::: MATERIAL SUPPLIED

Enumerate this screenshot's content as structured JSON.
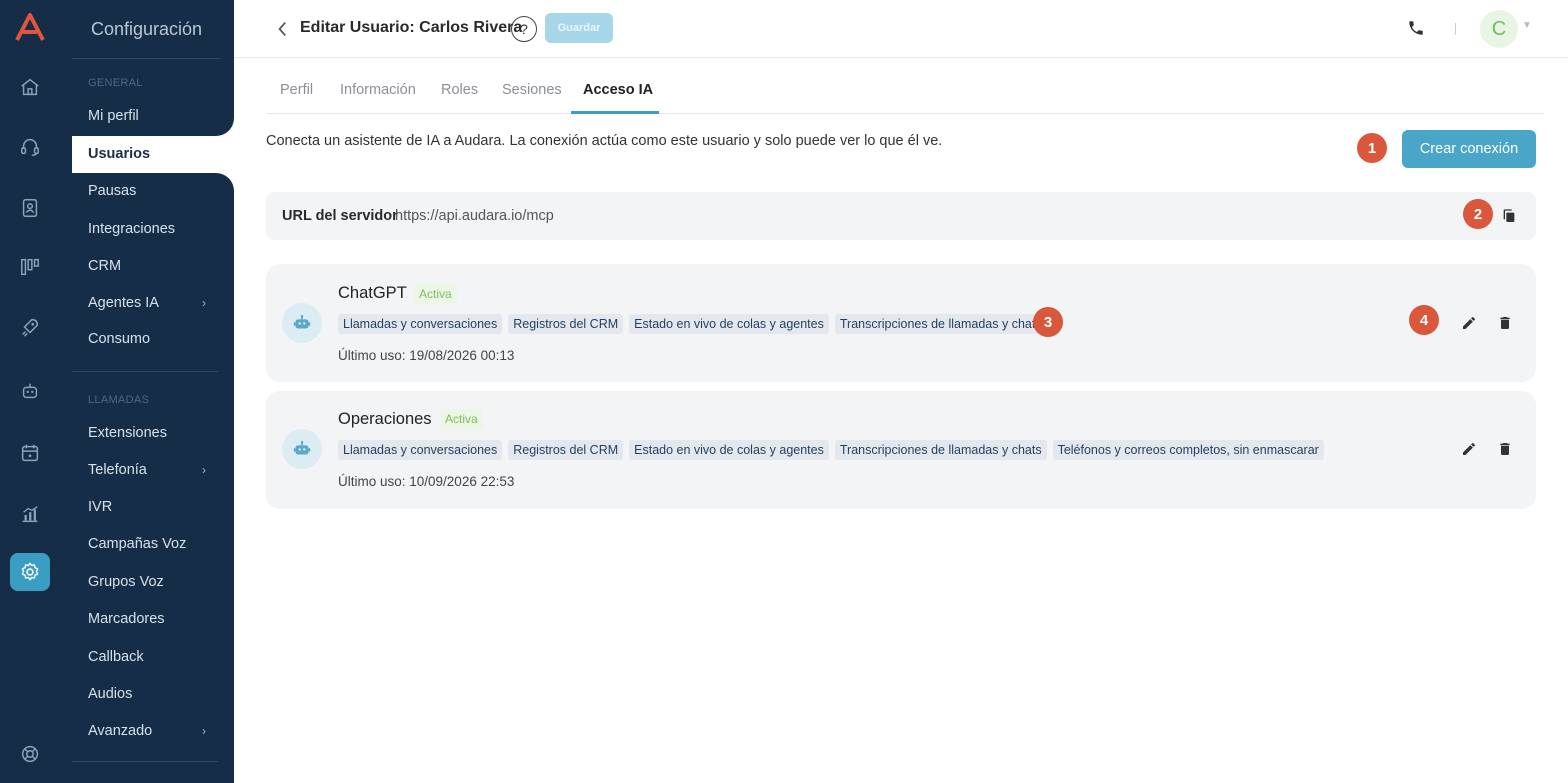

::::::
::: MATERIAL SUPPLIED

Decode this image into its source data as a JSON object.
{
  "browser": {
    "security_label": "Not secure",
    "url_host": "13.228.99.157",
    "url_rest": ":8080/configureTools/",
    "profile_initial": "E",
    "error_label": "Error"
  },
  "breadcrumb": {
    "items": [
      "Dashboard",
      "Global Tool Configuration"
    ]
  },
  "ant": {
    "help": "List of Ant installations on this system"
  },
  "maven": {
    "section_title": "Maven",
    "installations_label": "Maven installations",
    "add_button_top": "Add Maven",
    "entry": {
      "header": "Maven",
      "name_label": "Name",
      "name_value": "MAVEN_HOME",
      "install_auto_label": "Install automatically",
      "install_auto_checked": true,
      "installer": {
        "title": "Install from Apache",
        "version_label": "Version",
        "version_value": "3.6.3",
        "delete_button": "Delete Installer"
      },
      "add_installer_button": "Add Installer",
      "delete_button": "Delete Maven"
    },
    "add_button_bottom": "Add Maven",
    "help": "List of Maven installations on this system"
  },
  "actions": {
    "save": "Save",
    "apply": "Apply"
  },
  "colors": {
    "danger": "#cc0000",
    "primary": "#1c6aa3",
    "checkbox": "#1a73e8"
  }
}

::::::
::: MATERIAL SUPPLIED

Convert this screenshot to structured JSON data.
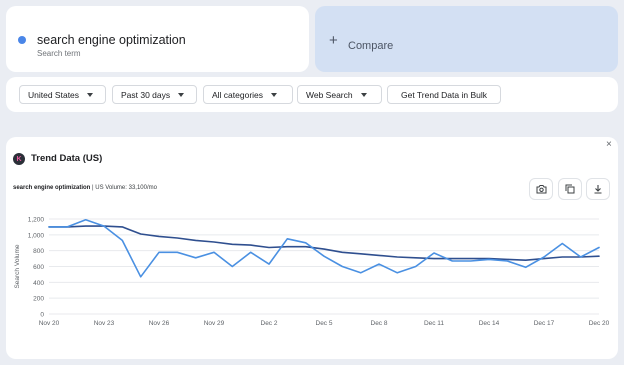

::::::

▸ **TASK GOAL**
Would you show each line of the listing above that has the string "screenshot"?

▸ **YOUR SOLUTION**
Enumerate this screenshot's content as structured JSON.
Convert this screenshot to structured JSON data.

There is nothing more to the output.